Items from an interface collection:
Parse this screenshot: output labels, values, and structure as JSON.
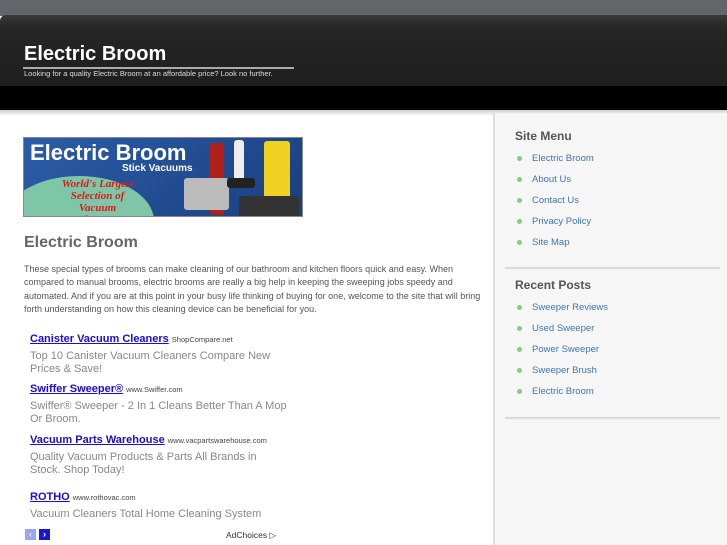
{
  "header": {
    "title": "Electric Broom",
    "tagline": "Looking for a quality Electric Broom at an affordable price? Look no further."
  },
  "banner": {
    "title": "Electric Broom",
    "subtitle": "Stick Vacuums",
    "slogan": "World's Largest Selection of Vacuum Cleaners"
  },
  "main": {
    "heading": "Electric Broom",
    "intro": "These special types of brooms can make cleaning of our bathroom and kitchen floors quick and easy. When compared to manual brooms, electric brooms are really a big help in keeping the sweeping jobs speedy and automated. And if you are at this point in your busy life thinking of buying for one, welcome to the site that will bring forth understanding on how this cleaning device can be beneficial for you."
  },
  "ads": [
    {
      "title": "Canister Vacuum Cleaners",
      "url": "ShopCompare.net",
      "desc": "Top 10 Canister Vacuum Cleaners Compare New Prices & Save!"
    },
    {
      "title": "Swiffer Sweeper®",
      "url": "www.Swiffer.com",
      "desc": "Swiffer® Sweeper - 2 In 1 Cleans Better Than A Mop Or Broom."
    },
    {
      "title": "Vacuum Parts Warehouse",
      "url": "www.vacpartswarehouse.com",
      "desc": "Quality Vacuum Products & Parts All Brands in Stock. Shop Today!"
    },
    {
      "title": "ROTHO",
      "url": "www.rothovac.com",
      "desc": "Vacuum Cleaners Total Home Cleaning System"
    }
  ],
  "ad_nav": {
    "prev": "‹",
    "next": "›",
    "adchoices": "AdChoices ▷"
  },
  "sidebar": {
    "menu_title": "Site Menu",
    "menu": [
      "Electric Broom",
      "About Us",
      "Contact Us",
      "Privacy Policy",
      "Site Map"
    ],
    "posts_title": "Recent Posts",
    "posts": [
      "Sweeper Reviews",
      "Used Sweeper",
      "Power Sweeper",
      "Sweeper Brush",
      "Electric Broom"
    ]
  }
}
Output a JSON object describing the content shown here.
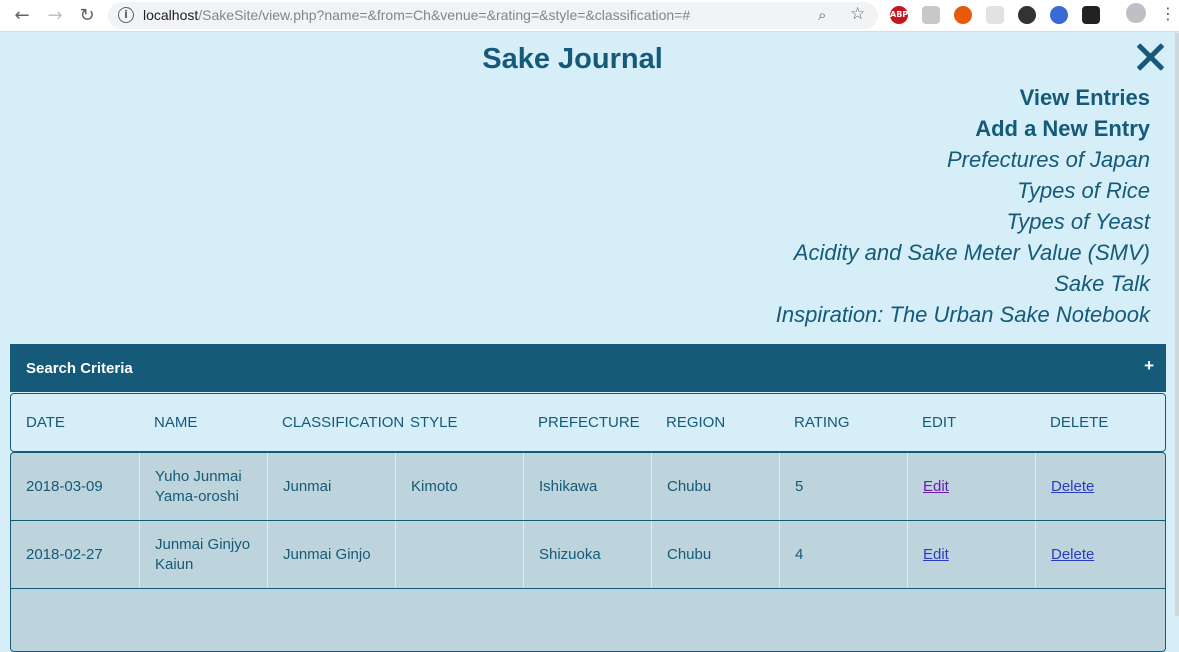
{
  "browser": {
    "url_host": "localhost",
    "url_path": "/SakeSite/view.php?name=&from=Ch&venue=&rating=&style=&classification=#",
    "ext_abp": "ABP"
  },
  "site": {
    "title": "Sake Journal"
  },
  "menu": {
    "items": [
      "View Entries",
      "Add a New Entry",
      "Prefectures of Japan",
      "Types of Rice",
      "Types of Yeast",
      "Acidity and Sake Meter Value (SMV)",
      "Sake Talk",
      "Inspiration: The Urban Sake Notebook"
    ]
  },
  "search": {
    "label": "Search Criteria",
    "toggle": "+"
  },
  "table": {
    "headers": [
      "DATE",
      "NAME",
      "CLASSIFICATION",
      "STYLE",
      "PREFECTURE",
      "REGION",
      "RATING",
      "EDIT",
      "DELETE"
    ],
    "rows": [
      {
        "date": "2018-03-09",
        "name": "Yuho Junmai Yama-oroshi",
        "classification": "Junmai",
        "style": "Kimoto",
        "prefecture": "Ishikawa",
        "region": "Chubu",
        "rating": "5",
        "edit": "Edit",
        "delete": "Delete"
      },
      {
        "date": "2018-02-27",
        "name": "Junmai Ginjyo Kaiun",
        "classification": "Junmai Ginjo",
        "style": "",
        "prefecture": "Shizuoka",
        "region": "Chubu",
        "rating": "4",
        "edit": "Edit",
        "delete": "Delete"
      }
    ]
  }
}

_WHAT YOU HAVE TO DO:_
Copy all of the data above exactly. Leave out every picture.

_RESPONSE TO THE EXERCISE:_
Parse this screenshot: output labels, values, and structure as JSON.
{
  "header": {
    "title": "Electric Broom",
    "tagline": "Looking for a quality Electric Broom at an affordable price? Look no further."
  },
  "banner": {
    "title": "Electric Broom",
    "subtitle": "Stick Vacuums",
    "slogan": "World's Largest Selection of Vacuum Cleaners"
  },
  "main": {
    "heading": "Electric Broom",
    "intro": "These special types of brooms can make cleaning of our bathroom and kitchen floors quick and easy. When compared to manual brooms, electric brooms are really a big help in keeping the sweeping jobs speedy and automated. And if you are at this point in your busy life thinking of buying for one, welcome to the site that will bring forth understanding on how this cleaning device can be beneficial for you."
  },
  "ads": [
    {
      "title": "Canister Vacuum Cleaners",
      "url": "ShopCompare.net",
      "desc": "Top 10 Canister Vacuum Cleaners Compare New Prices & Save!"
    },
    {
      "title": "Swiffer Sweeper®",
      "url": "www.Swiffer.com",
      "desc": "Swiffer® Sweeper - 2 In 1 Cleans Better Than A Mop Or Broom."
    },
    {
      "title": "Vacuum Parts Warehouse",
      "url": "www.vacpartswarehouse.com",
      "desc": "Quality Vacuum Products & Parts All Brands in Stock. Shop Today!"
    },
    {
      "title": "ROTHO",
      "url": "www.rothovac.com",
      "desc": "Vacuum Cleaners Total Home Cleaning System"
    }
  ],
  "ad_nav": {
    "prev": "‹",
    "next": "›",
    "adchoices": "AdChoices ▷"
  },
  "sidebar": {
    "menu_title": "Site Menu",
    "menu": [
      "Electric Broom",
      "About Us",
      "Contact Us",
      "Privacy Policy",
      "Site Map"
    ],
    "posts_title": "Recent Posts",
    "posts": [
      "Sweeper Reviews",
      "Used Sweeper",
      "Power Sweeper",
      "Sweeper Brush",
      "Electric Broom"
    ]
  }
}
Output a JSON object describing the content shown here.
{
  "browser": {
    "url_host": "localhost",
    "url_path": "/SakeSite/view.php?name=&from=Ch&venue=&rating=&style=&classification=#",
    "ext_abp": "ABP"
  },
  "site": {
    "title": "Sake Journal"
  },
  "menu": {
    "items": [
      "View Entries",
      "Add a New Entry",
      "Prefectures of Japan",
      "Types of Rice",
      "Types of Yeast",
      "Acidity and Sake Meter Value (SMV)",
      "Sake Talk",
      "Inspiration: The Urban Sake Notebook"
    ]
  },
  "search": {
    "label": "Search Criteria",
    "toggle": "+"
  },
  "table": {
    "headers": [
      "DATE",
      "NAME",
      "CLASSIFICATION",
      "STYLE",
      "PREFECTURE",
      "REGION",
      "RATING",
      "EDIT",
      "DELETE"
    ],
    "rows": [
      {
        "date": "2018-03-09",
        "name": "Yuho Junmai Yama-oroshi",
        "classification": "Junmai",
        "style": "Kimoto",
        "prefecture": "Ishikawa",
        "region": "Chubu",
        "rating": "5",
        "edit": "Edit",
        "delete": "Delete"
      },
      {
        "date": "2018-02-27",
        "name": "Junmai Ginjyo Kaiun",
        "classification": "Junmai Ginjo",
        "style": "",
        "prefecture": "Shizuoka",
        "region": "Chubu",
        "rating": "4",
        "edit": "Edit",
        "delete": "Delete"
      }
    ]
  }
}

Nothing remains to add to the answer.